* **Directions for this task**: Could you restate the entries below word for word?

* **Dataset extract**:
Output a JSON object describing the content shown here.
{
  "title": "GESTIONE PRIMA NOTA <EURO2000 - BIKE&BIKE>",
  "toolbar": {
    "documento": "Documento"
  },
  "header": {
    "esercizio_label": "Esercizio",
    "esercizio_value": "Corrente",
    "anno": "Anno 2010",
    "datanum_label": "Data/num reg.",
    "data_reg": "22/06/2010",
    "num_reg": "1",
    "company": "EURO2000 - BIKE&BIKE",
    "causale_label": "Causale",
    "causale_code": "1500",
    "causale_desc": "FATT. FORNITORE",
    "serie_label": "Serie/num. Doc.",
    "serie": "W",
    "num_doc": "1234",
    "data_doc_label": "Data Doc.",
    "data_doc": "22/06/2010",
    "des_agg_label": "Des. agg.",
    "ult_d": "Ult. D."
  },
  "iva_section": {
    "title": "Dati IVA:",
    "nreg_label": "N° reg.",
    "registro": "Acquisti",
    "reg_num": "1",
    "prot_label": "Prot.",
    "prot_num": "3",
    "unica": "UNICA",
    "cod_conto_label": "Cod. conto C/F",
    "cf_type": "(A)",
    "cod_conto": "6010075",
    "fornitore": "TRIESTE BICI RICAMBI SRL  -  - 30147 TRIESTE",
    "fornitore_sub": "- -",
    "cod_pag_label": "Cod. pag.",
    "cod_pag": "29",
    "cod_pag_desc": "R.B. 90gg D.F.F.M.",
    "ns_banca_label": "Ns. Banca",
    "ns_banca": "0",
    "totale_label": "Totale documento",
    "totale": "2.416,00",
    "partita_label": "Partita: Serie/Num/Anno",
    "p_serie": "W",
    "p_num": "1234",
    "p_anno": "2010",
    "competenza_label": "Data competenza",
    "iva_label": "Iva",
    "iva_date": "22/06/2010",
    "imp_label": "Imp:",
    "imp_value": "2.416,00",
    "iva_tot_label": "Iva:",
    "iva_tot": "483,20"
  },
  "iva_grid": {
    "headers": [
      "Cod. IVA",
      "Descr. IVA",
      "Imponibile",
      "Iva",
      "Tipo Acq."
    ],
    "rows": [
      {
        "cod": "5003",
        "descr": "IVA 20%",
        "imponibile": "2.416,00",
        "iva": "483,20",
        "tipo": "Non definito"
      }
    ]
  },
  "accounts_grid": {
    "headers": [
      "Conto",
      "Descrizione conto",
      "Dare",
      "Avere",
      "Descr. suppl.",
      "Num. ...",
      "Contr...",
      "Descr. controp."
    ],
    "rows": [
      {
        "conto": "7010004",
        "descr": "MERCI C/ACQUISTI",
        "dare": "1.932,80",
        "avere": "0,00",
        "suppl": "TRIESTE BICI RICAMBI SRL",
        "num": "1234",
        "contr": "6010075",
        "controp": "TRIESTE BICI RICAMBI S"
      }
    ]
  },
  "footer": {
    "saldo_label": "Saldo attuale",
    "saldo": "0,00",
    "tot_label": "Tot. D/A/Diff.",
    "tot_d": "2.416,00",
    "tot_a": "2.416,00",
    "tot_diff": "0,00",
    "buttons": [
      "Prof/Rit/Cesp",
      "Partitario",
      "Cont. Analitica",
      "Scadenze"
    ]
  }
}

* **Solution for this task**:
Output a JSON object describing the content shown here.
{
  "title": "GESTIONE PRIMA NOTA <EURO2000 - BIKE&BIKE>",
  "toolbar": {
    "documento": "Documento"
  },
  "header": {
    "esercizio_label": "Esercizio",
    "esercizio_value": "Corrente",
    "anno": "Anno 2010",
    "datanum_label": "Data/num reg.",
    "data_reg": "22/06/2010",
    "num_reg": "1",
    "company": "EURO2000 - BIKE&BIKE",
    "causale_label": "Causale",
    "causale_code": "1500",
    "causale_desc": "FATT. FORNITORE",
    "serie_label": "Serie/num. Doc.",
    "serie": "W",
    "num_doc": "1234",
    "data_doc_label": "Data Doc.",
    "data_doc": "22/06/2010",
    "des_agg_label": "Des. agg.",
    "ult_d": "Ult. D."
  },
  "iva_section": {
    "title": "Dati IVA:",
    "nreg_label": "N° reg.",
    "registro": "Acquisti",
    "reg_num": "1",
    "prot_label": "Prot.",
    "prot_num": "3",
    "unica": "UNICA",
    "cod_conto_label": "Cod. conto C/F",
    "cf_type": "(A)",
    "cod_conto": "6010075",
    "fornitore": "TRIESTE BICI RICAMBI SRL  -  - 30147 TRIESTE",
    "fornitore_sub": "- -",
    "cod_pag_label": "Cod. pag.",
    "cod_pag": "29",
    "cod_pag_desc": "R.B. 90gg D.F.F.M.",
    "ns_banca_label": "Ns. Banca",
    "ns_banca": "0",
    "totale_label": "Totale documento",
    "totale": "2.416,00",
    "partita_label": "Partita: Serie/Num/Anno",
    "p_serie": "W",
    "p_num": "1234",
    "p_anno": "2010",
    "competenza_label": "Data competenza",
    "iva_label": "Iva",
    "iva_date": "22/06/2010",
    "imp_label": "Imp:",
    "imp_value": "2.416,00",
    "iva_tot_label": "Iva:",
    "iva_tot": "483,20"
  },
  "iva_grid": {
    "headers": [
      "Cod. IVA",
      "Descr. IVA",
      "Imponibile",
      "Iva",
      "Tipo Acq."
    ],
    "rows": [
      {
        "cod": "5003",
        "descr": "IVA 20%",
        "imponibile": "2.416,00",
        "iva": "483,20",
        "tipo": "Non definito"
      }
    ]
  },
  "accounts_grid": {
    "headers": [
      "Conto",
      "Descrizione conto",
      "Dare",
      "Avere",
      "Descr. suppl.",
      "Num. ...",
      "Contr...",
      "Descr. controp."
    ],
    "rows": [
      {
        "conto": "7010004",
        "descr": "MERCI C/ACQUISTI",
        "dare": "1.932,80",
        "avere": "0,00",
        "suppl": "TRIESTE BICI RICAMBI SRL",
        "num": "1234",
        "contr": "6010075",
        "controp": "TRIESTE BICI RICAMBI S"
      }
    ]
  },
  "footer": {
    "saldo_label": "Saldo attuale",
    "saldo": "0,00",
    "tot_label": "Tot. D/A/Diff.",
    "tot_d": "2.416,00",
    "tot_a": "2.416,00",
    "tot_diff": "0,00",
    "buttons": [
      "Prof/Rit/Cesp",
      "Partitario",
      "Cont. Analitica",
      "Scadenze"
    ]
  }
}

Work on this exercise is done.